Through a partnership with River Valley Child Development Services, Healthy Connections proposes to establish birth-to-two child-care services for infants with neonatal exposure. Staff will maintain best-practices to improve the development of these infants, integrate Marshall students into training and research programs, and then disseminate best-practices and research outcomes around the state. By housing the child care and other services in the same location, we aim to remove the transportation barrier and improve retention in the programs. This center will also be a location for the community to come together and support these families by providing a “one-stop-shop” for families and providers by reducing common barriers to treatment and improving service retention.
Services will include: Evidence based care-giver/child dyadic therapies addressing attachment, trauma, and substance abuse; Individual, Couple, and Family therapy; Recovery Groups; Community engagement services: GRE/education, legal services, vocational training, nutrition and cooking classes, exercise, gardening, support groups and skill building, organized fun social activities, education and resources related to child development.

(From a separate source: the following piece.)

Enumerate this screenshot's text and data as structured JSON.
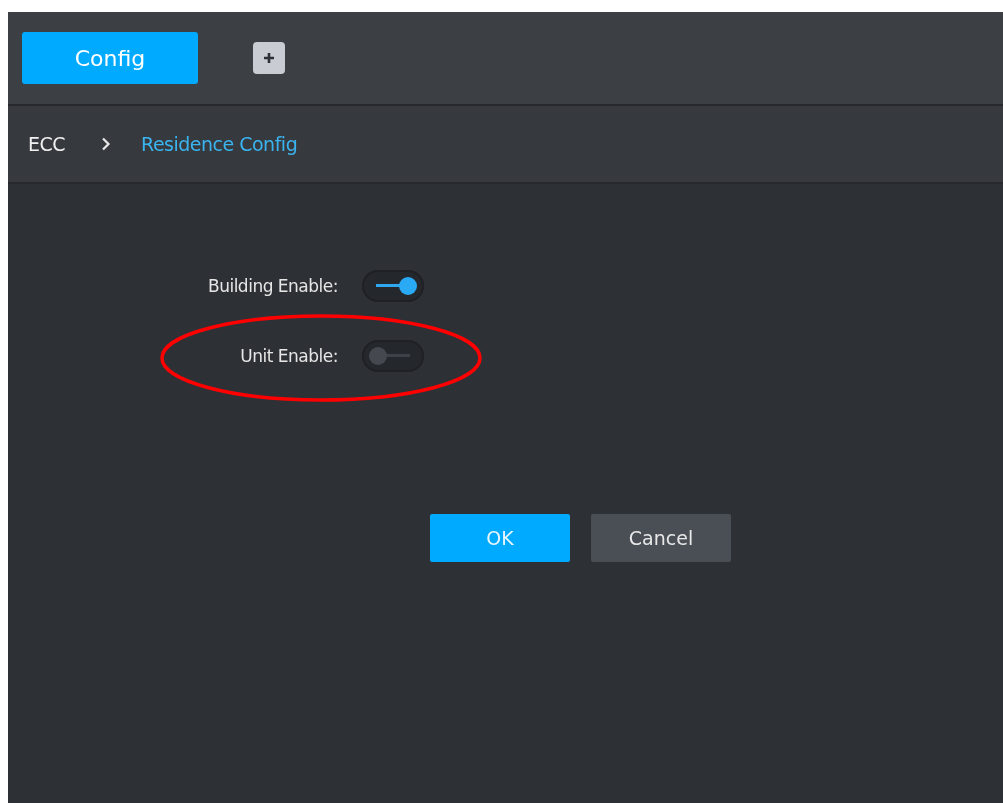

Education is the most powerful weapon which you can use to change the world. ~Nelson Mandela
Healthy Connections’ strategic plan includes a strong three-fold focus on education. First, mothers who struggle with opiate addiction are educated about addiction, treatment rationale, local resources and the effects of drug exposure on their children. They are also educated about treatment options and interventions that may alleviate the adverse results of drug addiction. Second, the community and professionals will be educated about the biopsychosocial aspects of addiction and treatment related to Neonatal Abstinence Syndrome (NAS), the long term effects of drug exposure, and the resulting challenges in the development of a secure attachment with caregivers. Third, Healthy Connections is committed to researching all aspects of this complex problem. Both the research process and resulting outcomes will educate students and scholars, develop local specialized providers, establish Healthy Connections and Marshall as a center of excellence in the treatment of this substance abuse, ensure the highest quality of treatment, and provide guidance to other communities who may struggle with similar concerns.

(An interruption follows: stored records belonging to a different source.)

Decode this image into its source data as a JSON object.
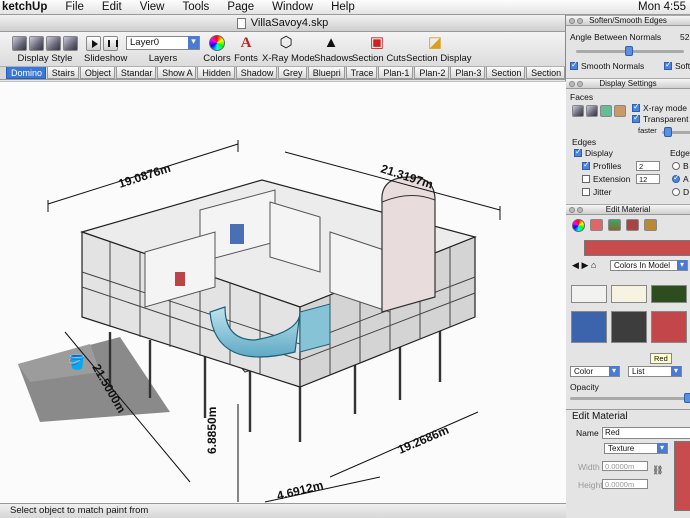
{
  "menubar": {
    "app": "ketchUp",
    "items": [
      "File",
      "Edit",
      "View",
      "Tools",
      "Page",
      "Window",
      "Help"
    ],
    "clock": "Mon 4:55"
  },
  "window": {
    "title": "VillaSavoy4.skp"
  },
  "toolbar": {
    "display_style": "Display Style",
    "slideshow": "Slideshow",
    "layers": "Layers",
    "layer_value": "Layer0",
    "colors": "Colors",
    "fonts": "Fonts",
    "xray": "X-Ray Mode",
    "shadows": "Shadows",
    "section_cuts": "Section Cuts",
    "section_display": "Section Display"
  },
  "scene_tabs": [
    "Domino",
    "Stairs",
    "Object",
    "Standar",
    "Show A",
    "Hidden",
    "Shadow",
    "Grey",
    "Bluepri",
    "Trace",
    "Plan-1",
    "Plan-2",
    "Plan-3",
    "Section",
    "Section"
  ],
  "dimensions": {
    "top": "19.0876m",
    "right_top": "21.3197m",
    "left": "21.5000m",
    "bottom_right": "19.2686m",
    "bottom": "4.6912m",
    "height": "6.8850m"
  },
  "status": "Select object to match paint from",
  "soften": {
    "title": "Soften/Smooth Edges",
    "angle_label": "Angle Between Normals",
    "angle_value": "52",
    "angle_fraction": 0.45,
    "smooth_normals": "Smooth Normals",
    "soften_coplanar": "Softer"
  },
  "display_settings": {
    "title": "Display Settings",
    "faces": "Faces",
    "xray": "X-ray mode",
    "transparency": "Transparent",
    "faster": "faster",
    "edges": "Edges",
    "display": "Display",
    "edge_col": "Edge",
    "profiles": "Profiles",
    "profiles_value": "2",
    "extension": "Extension",
    "extension_value": "12",
    "jitter": "Jitter",
    "opt_b": "B",
    "opt_a": "A",
    "opt_d": "D"
  },
  "edit_material": {
    "title": "Edit Material",
    "library": "Colors In Model",
    "swatches": [
      "#f2f2f0",
      "#f6f3e2",
      "#2d4d1f",
      "#9b8f78",
      "#3c64ad",
      "#3d3d3d",
      "#c2464a",
      "#a9a9a9"
    ],
    "current_color": "#c84b4e",
    "tooltip": "Red",
    "color_dd": "Color",
    "list_dd": "List",
    "opacity": "Opacity",
    "section": "Edit Material",
    "name_label": "Name",
    "name_value": "Red",
    "texture": "Texture",
    "width_label": "Width",
    "width_value": "0.0000m",
    "height_label": "Height",
    "height_value": "0.0000m"
  }
}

The Healthy Connections Coalition will engage Marshall students, from a variety of disciplines. They will be provided hands-on training opportunities to learn from professionals and experts in the field while engaging first-hand with struggling families. This approach will have a twofold benefit: one, students will become invested in the community, which will reduce the stigma associated with substance abuse as they build empathy by working with these families; second two, this approach will reduce the mental health professional shortage as students will be trained as the next group of experts on best-practices, innovative research, and community collaboration.
An ounce of prevention is worth a pound of cure. ~ Benjamin Franklin
Treating the negative effects of addiction are much harder and far costlier than providing prevention services in advance. Many groups are working to provide preventative services, and Healthy Connections is supporting collaborations between these groups to support their outreach. Prevention of neonatal exposure includes partnering with other groups within the Marshall Substance Abuse Coalition to support programs such as VLARC (long-acting birth control education and services), SBIRT screening services for providers, and drug-education throughout the school system.